What does a recent survey tell us?
|Original Article C|
The French philosophe and essayist Michel Montaigne often used the phrase “What do I know?” to express the subjective limits of knowledge. What can any individual really know about the world? About others who inhabit it? I pose this question to myself often. It’s part of the job description for being a critical sociologist. I scratch my head in puzzlement each time that I gather data to analyze my compatriots in South Florida. What do I really know about Cuban Americans? Many will jump to answer, “You know nothing. You are clueless,” and they might be right. But you would think that after nearly thirty years of writing about and studying Cubans in the United States I would know something about what makes our “moral community” tick. But when faced with the question Que sais-je?, which translates into a very Cuban, “Qué sé yo?” I have to admit that many of the moving parts of the community remain a riddle wrapped in an enigma inside a pastelito.
Take, for example, the resurgence of pro-embargo sentiments among South Florida Cuban American. It’s a grim turn even if not totally surprising given the Jarabe de Trump that many have savored in recent years.
What is driving this macabre enthusiasm to endorse an archaic, cold war policy designed in 1962 to isolate Cuba and bring about regime change because, as stated in Kennedy’s infamous Proclamation 3447, the country is “incompatible with the principles and objectives of the Inter-American system; and, in light of the subversive offensive of Sino-Soviet Communism with which the Government of Cuba is publicly aligned?” Seriously? There is still support for a policy designed to “protect” the Americas from the threat of “Sino-Soviet Communism?” Directed at Cuba? Does this policy remain a vital element in the foreign policy of the United States? The world has changed so much but we seem to have changed so little.

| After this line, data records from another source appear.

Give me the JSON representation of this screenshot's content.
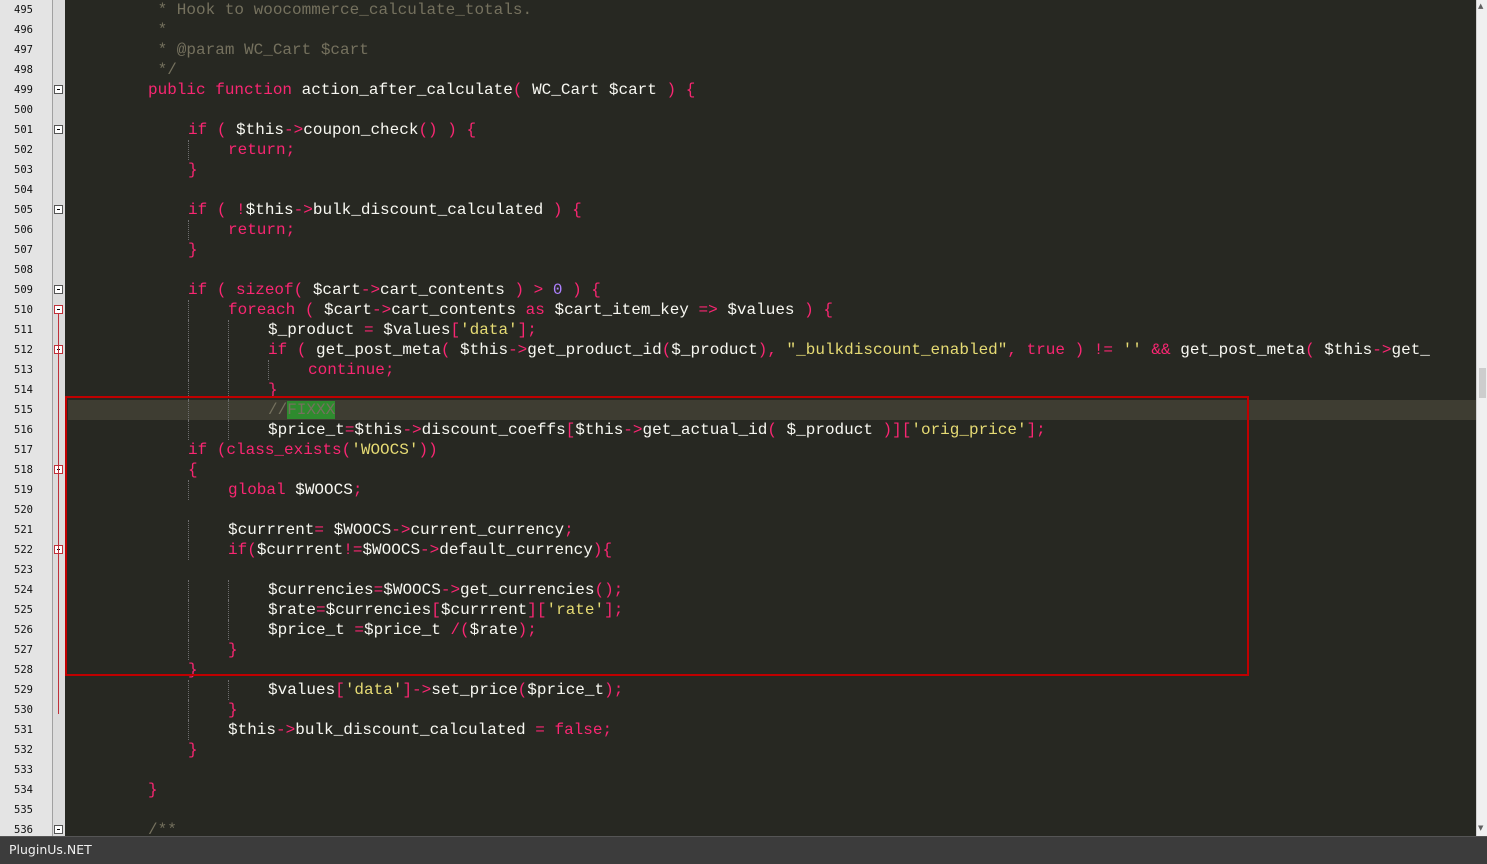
{
  "editor": {
    "language": "php",
    "active_line": 515,
    "colors": {
      "background": "#272822",
      "active_line": "#3e3d32",
      "comment": "#75715e",
      "keyword": "#f92672",
      "string": "#e6db74",
      "number": "#ae81ff",
      "identifier": "#f8f8f2",
      "highlight_box": "#c00000",
      "search_match": "#2e8b2e"
    },
    "lines": [
      {
        "n": "495",
        "indent": 2,
        "fold": "",
        "tokens": [
          [
            "c-cmt",
            " * Hook to woocommerce_calculate_totals."
          ]
        ]
      },
      {
        "n": "496",
        "indent": 2,
        "fold": "",
        "tokens": [
          [
            "c-cmt",
            " *"
          ]
        ]
      },
      {
        "n": "497",
        "indent": 2,
        "fold": "",
        "tokens": [
          [
            "c-cmt",
            " * @param WC_Cart $cart"
          ]
        ]
      },
      {
        "n": "498",
        "indent": 2,
        "fold": "",
        "tokens": [
          [
            "c-cmt",
            " */"
          ]
        ]
      },
      {
        "n": "499",
        "indent": 2,
        "fold": "dark",
        "tokens": [
          [
            "c-kw",
            "public function "
          ],
          [
            "c-id",
            "action_after_calculate"
          ],
          [
            "c-op",
            "( "
          ],
          [
            "c-id",
            "WC_Cart $cart "
          ],
          [
            "c-op",
            ") {"
          ]
        ]
      },
      {
        "n": "500",
        "indent": 0,
        "fold": "",
        "tokens": []
      },
      {
        "n": "501",
        "indent": 3,
        "fold": "dark",
        "tokens": [
          [
            "c-kw",
            "if "
          ],
          [
            "c-op",
            "( "
          ],
          [
            "c-id",
            "$this"
          ],
          [
            "c-op",
            "->"
          ],
          [
            "c-id",
            "coupon_check"
          ],
          [
            "c-op",
            "() ) {"
          ]
        ]
      },
      {
        "n": "502",
        "indent": 4,
        "fold": "",
        "tokens": [
          [
            "c-kw",
            "return;"
          ]
        ]
      },
      {
        "n": "503",
        "indent": 3,
        "fold": "",
        "tokens": [
          [
            "c-op",
            "}"
          ]
        ]
      },
      {
        "n": "504",
        "indent": 0,
        "fold": "",
        "tokens": []
      },
      {
        "n": "505",
        "indent": 3,
        "fold": "dark",
        "tokens": [
          [
            "c-kw",
            "if "
          ],
          [
            "c-op",
            "( !"
          ],
          [
            "c-id",
            "$this"
          ],
          [
            "c-op",
            "->"
          ],
          [
            "c-id",
            "bulk_discount_calculated "
          ],
          [
            "c-op",
            ") {"
          ]
        ]
      },
      {
        "n": "506",
        "indent": 4,
        "fold": "",
        "tokens": [
          [
            "c-kw",
            "return;"
          ]
        ]
      },
      {
        "n": "507",
        "indent": 3,
        "fold": "",
        "tokens": [
          [
            "c-op",
            "}"
          ]
        ]
      },
      {
        "n": "508",
        "indent": 0,
        "fold": "",
        "tokens": []
      },
      {
        "n": "509",
        "indent": 3,
        "fold": "dark",
        "tokens": [
          [
            "c-kw",
            "if "
          ],
          [
            "c-op",
            "( "
          ],
          [
            "c-kw",
            "sizeof"
          ],
          [
            "c-op",
            "( "
          ],
          [
            "c-id",
            "$cart"
          ],
          [
            "c-op",
            "->"
          ],
          [
            "c-id",
            "cart_contents "
          ],
          [
            "c-op",
            ") > "
          ],
          [
            "c-num",
            "0"
          ],
          [
            "c-op",
            " ) {"
          ]
        ]
      },
      {
        "n": "510",
        "indent": 4,
        "fold": "red",
        "tokens": [
          [
            "c-kw",
            "foreach "
          ],
          [
            "c-op",
            "( "
          ],
          [
            "c-id",
            "$cart"
          ],
          [
            "c-op",
            "->"
          ],
          [
            "c-id",
            "cart_contents "
          ],
          [
            "c-kw",
            "as "
          ],
          [
            "c-id",
            "$cart_item_key "
          ],
          [
            "c-op",
            "=> "
          ],
          [
            "c-id",
            "$values "
          ],
          [
            "c-op",
            ") {"
          ]
        ]
      },
      {
        "n": "511",
        "indent": 5,
        "fold": "",
        "tokens": [
          [
            "c-id",
            "$_product "
          ],
          [
            "c-op",
            "= "
          ],
          [
            "c-id",
            "$values"
          ],
          [
            "c-op",
            "["
          ],
          [
            "c-str",
            "'data'"
          ],
          [
            "c-op",
            "];"
          ]
        ]
      },
      {
        "n": "512",
        "indent": 5,
        "fold": "red",
        "tokens": [
          [
            "c-kw",
            "if "
          ],
          [
            "c-op",
            "( "
          ],
          [
            "c-id",
            "get_post_meta"
          ],
          [
            "c-op",
            "( "
          ],
          [
            "c-id",
            "$this"
          ],
          [
            "c-op",
            "->"
          ],
          [
            "c-id",
            "get_product_id"
          ],
          [
            "c-op",
            "("
          ],
          [
            "c-id",
            "$_product"
          ],
          [
            "c-op",
            "), "
          ],
          [
            "c-str",
            "\"_bulkdiscount_enabled\""
          ],
          [
            "c-op",
            ", "
          ],
          [
            "c-kw",
            "true "
          ],
          [
            "c-op",
            ") != "
          ],
          [
            "c-str",
            "'' "
          ],
          [
            "c-op",
            "&& "
          ],
          [
            "c-id",
            "get_post_meta"
          ],
          [
            "c-op",
            "( "
          ],
          [
            "c-id",
            "$this"
          ],
          [
            "c-op",
            "->"
          ],
          [
            "c-id",
            "get_"
          ]
        ]
      },
      {
        "n": "513",
        "indent": 6,
        "fold": "",
        "tokens": [
          [
            "c-kw",
            "continue;"
          ]
        ]
      },
      {
        "n": "514",
        "indent": 5,
        "fold": "",
        "tokens": [
          [
            "c-op",
            "}"
          ]
        ]
      },
      {
        "n": "515",
        "indent": 5,
        "fold": "",
        "tokens": [
          [
            "c-cmt",
            "//"
          ],
          [
            "c-hl",
            "FIXXX"
          ]
        ]
      },
      {
        "n": "516",
        "indent": 5,
        "fold": "",
        "tokens": [
          [
            "c-id",
            "$price_t"
          ],
          [
            "c-op",
            "="
          ],
          [
            "c-id",
            "$this"
          ],
          [
            "c-op",
            "->"
          ],
          [
            "c-id",
            "discount_coeffs"
          ],
          [
            "c-op",
            "["
          ],
          [
            "c-id",
            "$this"
          ],
          [
            "c-op",
            "->"
          ],
          [
            "c-id",
            "get_actual_id"
          ],
          [
            "c-op",
            "( "
          ],
          [
            "c-id",
            "$_product "
          ],
          [
            "c-op",
            ")]["
          ],
          [
            "c-str",
            "'orig_price'"
          ],
          [
            "c-op",
            "];"
          ]
        ]
      },
      {
        "n": "517",
        "indent": 3,
        "fold": "",
        "tokens": [
          [
            "c-kw",
            "if "
          ],
          [
            "c-op",
            "("
          ],
          [
            "c-kw",
            "class_exists"
          ],
          [
            "c-op",
            "("
          ],
          [
            "c-str",
            "'WOOCS'"
          ],
          [
            "c-op",
            "))"
          ]
        ]
      },
      {
        "n": "518",
        "indent": 3,
        "fold": "red",
        "tokens": [
          [
            "c-op",
            "{"
          ]
        ]
      },
      {
        "n": "519",
        "indent": 4,
        "fold": "",
        "tokens": [
          [
            "c-kw",
            "global "
          ],
          [
            "c-id",
            "$WOOCS"
          ],
          [
            "c-op",
            ";"
          ]
        ]
      },
      {
        "n": "520",
        "indent": 0,
        "fold": "",
        "tokens": []
      },
      {
        "n": "521",
        "indent": 4,
        "fold": "",
        "tokens": [
          [
            "c-id",
            "$currrent"
          ],
          [
            "c-op",
            "= "
          ],
          [
            "c-id",
            "$WOOCS"
          ],
          [
            "c-op",
            "->"
          ],
          [
            "c-id",
            "current_currency"
          ],
          [
            "c-op",
            ";"
          ]
        ]
      },
      {
        "n": "522",
        "indent": 4,
        "fold": "red",
        "tokens": [
          [
            "c-kw",
            "if"
          ],
          [
            "c-op",
            "("
          ],
          [
            "c-id",
            "$currrent"
          ],
          [
            "c-op",
            "!="
          ],
          [
            "c-id",
            "$WOOCS"
          ],
          [
            "c-op",
            "->"
          ],
          [
            "c-id",
            "default_currency"
          ],
          [
            "c-op",
            "){"
          ]
        ]
      },
      {
        "n": "523",
        "indent": 0,
        "fold": "",
        "tokens": []
      },
      {
        "n": "524",
        "indent": 5,
        "fold": "",
        "tokens": [
          [
            "c-id",
            "$currencies"
          ],
          [
            "c-op",
            "="
          ],
          [
            "c-id",
            "$WOOCS"
          ],
          [
            "c-op",
            "->"
          ],
          [
            "c-id",
            "get_currencies"
          ],
          [
            "c-op",
            "();"
          ]
        ]
      },
      {
        "n": "525",
        "indent": 5,
        "fold": "",
        "tokens": [
          [
            "c-id",
            "$rate"
          ],
          [
            "c-op",
            "="
          ],
          [
            "c-id",
            "$currencies"
          ],
          [
            "c-op",
            "["
          ],
          [
            "c-id",
            "$currrent"
          ],
          [
            "c-op",
            "]["
          ],
          [
            "c-str",
            "'rate'"
          ],
          [
            "c-op",
            "];"
          ]
        ]
      },
      {
        "n": "526",
        "indent": 5,
        "fold": "",
        "tokens": [
          [
            "c-id",
            "$price_t "
          ],
          [
            "c-op",
            "="
          ],
          [
            "c-id",
            "$price_t "
          ],
          [
            "c-op",
            "/("
          ],
          [
            "c-id",
            "$rate"
          ],
          [
            "c-op",
            ");"
          ]
        ]
      },
      {
        "n": "527",
        "indent": 4,
        "fold": "",
        "tokens": [
          [
            "c-op",
            "}"
          ]
        ]
      },
      {
        "n": "528",
        "indent": 3,
        "fold": "",
        "tokens": [
          [
            "c-op",
            "}"
          ]
        ]
      },
      {
        "n": "529",
        "indent": 5,
        "fold": "",
        "tokens": [
          [
            "c-id",
            "$values"
          ],
          [
            "c-op",
            "["
          ],
          [
            "c-str",
            "'data'"
          ],
          [
            "c-op",
            "]->"
          ],
          [
            "c-id",
            "set_price"
          ],
          [
            "c-op",
            "("
          ],
          [
            "c-id",
            "$price_t"
          ],
          [
            "c-op",
            ");"
          ]
        ]
      },
      {
        "n": "530",
        "indent": 4,
        "fold": "",
        "tokens": [
          [
            "c-op",
            "}"
          ]
        ]
      },
      {
        "n": "531",
        "indent": 4,
        "fold": "",
        "tokens": [
          [
            "c-id",
            "$this"
          ],
          [
            "c-op",
            "->"
          ],
          [
            "c-id",
            "bulk_discount_calculated "
          ],
          [
            "c-op",
            "= "
          ],
          [
            "c-kw",
            "false"
          ],
          [
            "c-op",
            ";"
          ]
        ]
      },
      {
        "n": "532",
        "indent": 3,
        "fold": "",
        "tokens": [
          [
            "c-op",
            "}"
          ]
        ]
      },
      {
        "n": "533",
        "indent": 0,
        "fold": "",
        "tokens": []
      },
      {
        "n": "534",
        "indent": 2,
        "fold": "",
        "tokens": [
          [
            "c-op",
            "}"
          ]
        ]
      },
      {
        "n": "535",
        "indent": 0,
        "fold": "",
        "tokens": []
      },
      {
        "n": "536",
        "indent": 2,
        "fold": "dark",
        "tokens": [
          [
            "c-cmt",
            "/**"
          ]
        ]
      }
    ]
  },
  "statusbar": {
    "label": "PluginUs.NET"
  }
}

Maybe there is more behind this seeming callous attitude of “que se jodan” exhibited by my fellow denizen of the Cuban diaspora than sheer opportunism. After all, we are not all YouTube mavens making a nice living peddling fear and disinformation. Most of us care about our friends and relatives on the island. About half of us send money when we can afford it and sending food via Katapulk is becoming a thing. Many on the island depend on us, if not for survival, for support, especially during this horrific pandemic period.
Maybe championing the embargo, in the minds of those who do, is part of a larger plan. Maybe supporters see in the embargo a part of a broader strategy to improve the lives of Cubans throughout the island. Qué sé yo?
I want to understand why so many of us insist on supporting a foreign policy implemented to punish and isolate when we know that change in this globalized world is brought about by contact and negotiation. Why do people support the embargo? Why do they support lifting the embargo?
With the help of the colleagues at OnCuba News, I floated a questionnaire on their platform and various social media streams (FB, Twitter) to try to understand why Cuban Americans either support or oppose the nearly sixty-year-old sanction. This is not a scientific sample, but the 361 responses (as of May 19) allow us to create broad categories to describe the types of reasons shaping opinions.
To be honest, I harbor no illusions that the Cuban American vox populi will raise in an exilic chorus supporting the end to the embargo. I see no sign that we are willing, as a community to come to terms with our Big Lie. To recognize that the embargo, as a policy to motivate change in Cuba, has been a resounding failure and has not met the expectations of its supporters. It is a zombie policy which should have been killed by years of evidence verifying its failure but stays alive, eating the brains of Cuban Americans. Supporting the embargo is evidence that our community has been successfully recruited to brutalize the Cuban people by assisting the U.S. in its feeble attempt to project American power. I worry about the history we are helping to shape.
The only hope that I hold for seeing the lifting of the embargo in my lifetime is for the U.S. government to act in its best interest. In this unique case, the best interests of the United States are aligned with the best interests of Cuba, its people and government.
Accepting this might not be easy for those who have developed an identity based on opposition to the Cuban government, but it is the reality we face. Let’s give in to a moment of clarity. We cannot, with any credibility, demand changes in others when we, as a community, remain so unwilling, or unable, to change.
But, I could be wrong. What do I know?